02/01/18 We now have a spare key for the hide at NAPT. Any current member is eligible to hold a key to the hide on the proviso they are willing to give up a Saturday morning, once every six weeks, from 0800-1100 between March and October to open the hide to the public and advise what's around. Of course being a key holder you can visit the hide 24/7. If you wish to be considered for the key, contact any of the group organisers.
01/01/18 A reminder to submit all your SK58 bird records (database/ spreadsheet or paper forms) to the recorder ASAP so they can be correlated and added to the database.
11/12/17 A reminder the January indoor meeting is our AGM, this only takes twenty mins or so, then a guest speaker. Currently all the current incumbents are willing to stand for reelection, however if you wish to stand for one of the posts or offer help towards any current vacancies (Secretary & Publicity Officer), then by all means contact the chairman to confirm your interest.
11/12/17 "Wishing you a Merry Christmas & Peaceful New Year"- from the organisers of SK58 Birders
11/12/17 Each year, South Anston Methodist Church invite local groups/societies to participate in their Festival of Trees. SK58, in what is their twenty-fifth year decided to join the ever-growing number of contributors for the first time. With a theme of the 'Twelve Days of Christmas' the organisers asked our group to be responsible for the 'Two Turtle Doves'.
SK58 "Festival of Trees" entry @ South Anston Methodist Church © Allan Parker
Thus ours became an 'alternative' Christmas Tree. Willow branches formed the basis for the display which contained a nest for our summer-visiting doves (two fine porcelain specimens). Some of our smaller resident birds also perched in the tree alongside other more seasonal decorations.
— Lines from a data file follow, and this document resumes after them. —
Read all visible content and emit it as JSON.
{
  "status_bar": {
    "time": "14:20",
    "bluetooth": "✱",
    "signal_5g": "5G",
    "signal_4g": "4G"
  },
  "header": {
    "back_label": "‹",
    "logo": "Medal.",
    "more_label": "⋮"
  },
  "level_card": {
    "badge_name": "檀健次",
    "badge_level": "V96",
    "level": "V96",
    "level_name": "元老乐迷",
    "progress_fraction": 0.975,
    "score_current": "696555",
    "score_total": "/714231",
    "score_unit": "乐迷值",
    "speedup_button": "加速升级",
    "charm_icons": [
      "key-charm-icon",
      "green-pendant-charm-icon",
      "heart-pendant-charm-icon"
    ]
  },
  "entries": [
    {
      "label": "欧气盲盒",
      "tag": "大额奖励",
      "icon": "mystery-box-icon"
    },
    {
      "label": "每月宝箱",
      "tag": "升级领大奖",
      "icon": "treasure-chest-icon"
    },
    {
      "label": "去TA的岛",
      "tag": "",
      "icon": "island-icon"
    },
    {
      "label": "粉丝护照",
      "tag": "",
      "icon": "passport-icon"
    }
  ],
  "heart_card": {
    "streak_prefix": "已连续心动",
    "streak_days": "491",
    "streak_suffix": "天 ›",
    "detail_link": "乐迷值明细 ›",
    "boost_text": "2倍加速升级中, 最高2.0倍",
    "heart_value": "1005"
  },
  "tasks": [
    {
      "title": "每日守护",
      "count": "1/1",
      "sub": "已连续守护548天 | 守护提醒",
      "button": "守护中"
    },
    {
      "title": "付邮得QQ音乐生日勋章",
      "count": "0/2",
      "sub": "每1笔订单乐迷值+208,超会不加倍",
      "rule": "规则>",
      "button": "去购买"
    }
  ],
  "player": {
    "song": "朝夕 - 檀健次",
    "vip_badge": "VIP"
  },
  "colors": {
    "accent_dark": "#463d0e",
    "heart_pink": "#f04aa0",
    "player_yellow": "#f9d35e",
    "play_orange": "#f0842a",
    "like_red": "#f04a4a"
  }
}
The plight of the Turtle Dove was explained within an appropriate text whilst an excellent example of Alan Parker's photography showed the bird in its pomp.
Other group members had busied themselves completing embroideries of the subject bird in the weeks prior to the festival and these were important and impressive inclusions.
However it was
Sue Parker who assumed responsibility for producing not only a vibrant
celebration of the 'Second Day of Christmas' but also a great advert
for SK58 Birders. The bar has indeed been set high for the future!
07/12/17 A group of 26 members enjoyed a good night of festive fun on December 2nd, when we all those present took part in our joint 25th Anniversary/ Christmas Meal. The room was bedecked with trimmings, complete with tree and festive background music. Aside from the excellent food, we had a quiz and lots of banter. It was a great way to meet informally, enjoy some Christmas fare and see out 2017, our 25th anniversary year.
Members @ The Loyal Trooper © Andy Hirst
Members @ The Loyal Trooper © Andy Hirst
A group dedicated to recording the bird life of a single 10km square between Sheffield, Rotherham & Worksop
content & design by Andy Hirst